What I would say typically, all the research from the project management institute itself shows that the rate of PMO turning over and closing down is probably every 2 to 3 years. When you look at the research if your project started with setting up standards and methodology and very quickly if you think about it, once you have done that and embedded, the organization kind of thinks “So, we know how to do this, so we don’t need a PMO anymore”.
What you need to be able to do is actually build your PMO in conjunction with your business strategy and to evolve as your business evolves. For instance, with all discussion and debate about agile or waterfall and there is also a discussion about PMO and what is that going to bring to the organization.
I think you need to look at your reporting line and what type of PMO you want to achieve and how you are going to align it long-term with the business. Then you need to understand who you are going to hire as staff. This is really important because you need to have staff who have some experience in delivering and executing projects because you can’t build the capability and help and coach people to learn how to be better if your staff doesn’t have experience in doing so.
Regarding the secondary school system and the third level education system, tell us what the PMI is doing to highlight the importance of managing projects, the full portfolio of that whole career, and the need for more qualified managers here in Ireland.
From the PMI perspective, we pretty much believe that we are volunteers so we believe in giving back. Some of my time during the last couple of years has been with a team of volunteers developing what we call a project management module to transition students in secondary schools. We have effectively done that with the number of schools in Dublin. We really firmly believe that project management is a skill for life.
Everybody should code and understand how to code. You might not end up being a programmer but you need to understand how it works behind the scenes. Equally, from our perspective, if you look at how growth in the organization is driven by projects. No matter what your qualifications are, if you are in HR or accountancy or if you are a technical person, the likelihood is that during the course of time, you are going to be a part of the delivering projects or you are going to be a person that leads projects.

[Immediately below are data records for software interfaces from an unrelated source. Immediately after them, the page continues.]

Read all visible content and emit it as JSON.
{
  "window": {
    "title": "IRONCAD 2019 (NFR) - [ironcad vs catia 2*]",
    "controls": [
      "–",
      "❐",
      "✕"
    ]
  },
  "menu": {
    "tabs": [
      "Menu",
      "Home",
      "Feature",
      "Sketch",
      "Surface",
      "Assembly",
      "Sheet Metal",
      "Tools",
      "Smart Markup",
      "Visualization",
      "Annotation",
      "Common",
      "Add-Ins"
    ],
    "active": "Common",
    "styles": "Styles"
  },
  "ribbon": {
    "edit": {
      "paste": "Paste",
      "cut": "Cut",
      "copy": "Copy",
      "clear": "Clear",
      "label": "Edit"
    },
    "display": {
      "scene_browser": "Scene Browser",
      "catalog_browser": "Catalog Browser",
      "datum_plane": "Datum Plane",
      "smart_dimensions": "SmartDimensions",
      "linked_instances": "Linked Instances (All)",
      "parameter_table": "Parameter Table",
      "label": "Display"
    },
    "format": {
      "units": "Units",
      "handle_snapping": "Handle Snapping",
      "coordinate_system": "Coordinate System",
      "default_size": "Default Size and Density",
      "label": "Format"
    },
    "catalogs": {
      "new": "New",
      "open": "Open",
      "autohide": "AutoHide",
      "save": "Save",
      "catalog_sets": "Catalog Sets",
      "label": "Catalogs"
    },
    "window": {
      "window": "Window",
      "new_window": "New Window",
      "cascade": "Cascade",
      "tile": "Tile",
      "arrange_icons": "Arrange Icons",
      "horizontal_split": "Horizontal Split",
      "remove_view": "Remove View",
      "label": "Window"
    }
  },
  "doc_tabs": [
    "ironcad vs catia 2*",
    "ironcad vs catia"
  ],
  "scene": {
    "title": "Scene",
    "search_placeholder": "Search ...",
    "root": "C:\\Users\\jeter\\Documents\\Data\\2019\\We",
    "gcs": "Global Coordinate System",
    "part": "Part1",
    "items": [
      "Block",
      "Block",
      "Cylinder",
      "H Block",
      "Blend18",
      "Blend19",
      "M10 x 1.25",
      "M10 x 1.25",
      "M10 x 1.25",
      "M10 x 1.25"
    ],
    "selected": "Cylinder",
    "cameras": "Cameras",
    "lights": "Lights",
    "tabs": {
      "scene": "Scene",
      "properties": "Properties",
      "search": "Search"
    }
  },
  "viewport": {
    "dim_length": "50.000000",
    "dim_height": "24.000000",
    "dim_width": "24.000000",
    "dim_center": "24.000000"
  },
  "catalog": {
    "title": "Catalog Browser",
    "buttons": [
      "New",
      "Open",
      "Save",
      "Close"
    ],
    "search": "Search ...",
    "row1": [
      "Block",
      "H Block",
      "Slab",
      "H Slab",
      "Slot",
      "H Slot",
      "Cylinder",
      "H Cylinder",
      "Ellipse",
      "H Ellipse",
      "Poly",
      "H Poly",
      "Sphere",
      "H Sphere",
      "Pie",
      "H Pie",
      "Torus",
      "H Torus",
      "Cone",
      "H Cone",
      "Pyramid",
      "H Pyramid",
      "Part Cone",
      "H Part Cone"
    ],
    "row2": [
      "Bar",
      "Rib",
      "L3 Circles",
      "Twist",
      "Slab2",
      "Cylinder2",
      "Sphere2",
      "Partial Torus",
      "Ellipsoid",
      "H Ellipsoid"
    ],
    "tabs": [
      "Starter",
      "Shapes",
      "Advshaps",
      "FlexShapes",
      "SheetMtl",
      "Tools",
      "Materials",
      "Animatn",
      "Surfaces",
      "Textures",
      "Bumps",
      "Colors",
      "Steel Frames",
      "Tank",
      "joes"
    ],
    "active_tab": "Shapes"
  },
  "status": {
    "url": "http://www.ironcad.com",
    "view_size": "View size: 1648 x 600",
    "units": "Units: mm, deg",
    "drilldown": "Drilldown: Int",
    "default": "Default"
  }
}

So, the sooner we do that for our children who are coming through our educational system, it’s another skill they can apply. We do a transition program of 8 weeks with the students to give them those skills. In the last 2 years, we have collaborated with the BT Young Scientist Exhibition which is a fabulous initiative that is focused on improving the STEM objects for boys and girls in this country.
What we have done there is to customize a program for our project management around how we can train the teachers to help the students to structure their projects in a way that delivers what the BT Young Scientist Exhibition wants. We have done that for the last 2 years, we trained about 90 teachers all over the country. We did it in 3 locations this year, Dublin, Limerick, and Cork last year and Dublin, Limerick, and Galway this year.
So that we could spread the word about project management. I passionately believe that based on the types of industries we get here in Ireland, the types of roles we have that project management does something that is going to embed even more organizations in the future. If you know how to do it, you are going to be ahead of the curve.
You can connect with Jackie on Linkedin here.
If you would like to find out how Cora PPM can help your PMO watch an overview of the platform at corasystems.com/demos